Monday Moms

By: Tina Engberg

St. Patrick’s Day often confers feelings of raucous celebration on people. It’s festive, it’s symbolic of the start of spring and oh, the green. Green that perks up the soul after a long winter where everything is so bleak and washed out.  For my family though, St. Patrick’s Day reminds us of something else altogether, a different color: PINK.

March 17th, 2014 marks an important date for us as a family. The 20th anniversary of my mother Mary Brickley’s first surgery to remove her cancerous breast. Chemo and radiation followed, and a few months later, the prophylactic removal of the other breast. But March 17th is the date that Mom got prepped at Piedmont Hospital, under the care of Dr. William Barber. It’s funny what you remember on days like that. The gurney was going down the hall and Mom’s reminding Dad that if things don’t go so well, he’s to find a new wife, but: “Not some ‘Buckhead Betty.’  Dad and Mom concocted a plan where she had stuck a “Kiss Me I’m Irish,” sticker on the breast to be removed. It was her little joke to Dr. Barber. A day later when Dr. Barber came into check the dressings, Mom asked him about the sticker. They had a laugh. Later on, when she had the clearance to unwrap the binding, she found the sticker on the other remaining breast. Well played, Dr. B!

Once the surgery was done, Mom started the oncologic treatment for the breast cancer. Back then, you went to a room at Piedmont and “drank the red Kool-Aid” through your IV. Startling then, memories of this make me realize how far we have come in the past twenty years in treating breast cancer.

One day a few weeks into the rounds of chemo, it was clear that Mom’s hair was on its way out. She wanted it cut off since it was annoying to have it fall out in clumps.

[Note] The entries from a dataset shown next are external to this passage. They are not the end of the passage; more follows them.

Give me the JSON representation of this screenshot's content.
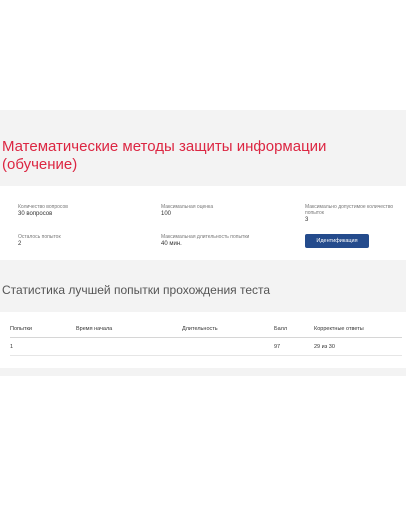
{
  "course": {
    "title": "Математические методы защиты информации (обучение)"
  },
  "info": {
    "questions_label": "Количество вопросов",
    "questions_value": "30 вопросов",
    "max_score_label": "Максимальная оценка",
    "max_score_value": "100",
    "max_attempts_label": "Максимально допустимое количество попыток",
    "max_attempts_value": "3",
    "attempts_left_label": "Осталось попыток",
    "attempts_left_value": "2",
    "max_duration_label": "Максимальная длительность попытки",
    "max_duration_value": "40 мин.",
    "identify_button": "Идентификация"
  },
  "stats": {
    "title": "Статистика лучшей попытки прохождения теста",
    "columns": [
      "Попытки",
      "Время начала",
      "Длительность",
      "Балл",
      "Корректные ответы"
    ],
    "rows": [
      [
        "1",
        "",
        "",
        "97",
        "29 из 30"
      ]
    ]
  },
  "colors": {
    "title_red": "#dc2642",
    "button_blue": "#244b8c",
    "band_gray": "#f3f3f3"
  }
}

I remember driving down West Wesley with the windows of my car wide open. The wind was literally pulling Mom’s hair out as we drove. We decided, with glee, to give the hair to the birds for their nest building. It was rather freeing to reach over and grab Mom’s hair and fling it out the window as we drove along. By the time we made it to the Peachtree Battle Barber Shop, what remained of Mom’s hair made us laugh. She looked like a plucked chicken. Royce the barber uncovered a perfectly round cranium with his clippers. Wanda the Wig became a part of the family.

I know that these are odd remembrances of a time that was filled with a fair bit of fear and healthy servings of uncertainty. But in their own way, they were reassuring. We knew we had to laugh about the little things during the journey in order to appreciate the bigger picture. And now, 20 years later, we are so grateful that where we are today is so much better than where we were 20 years ago.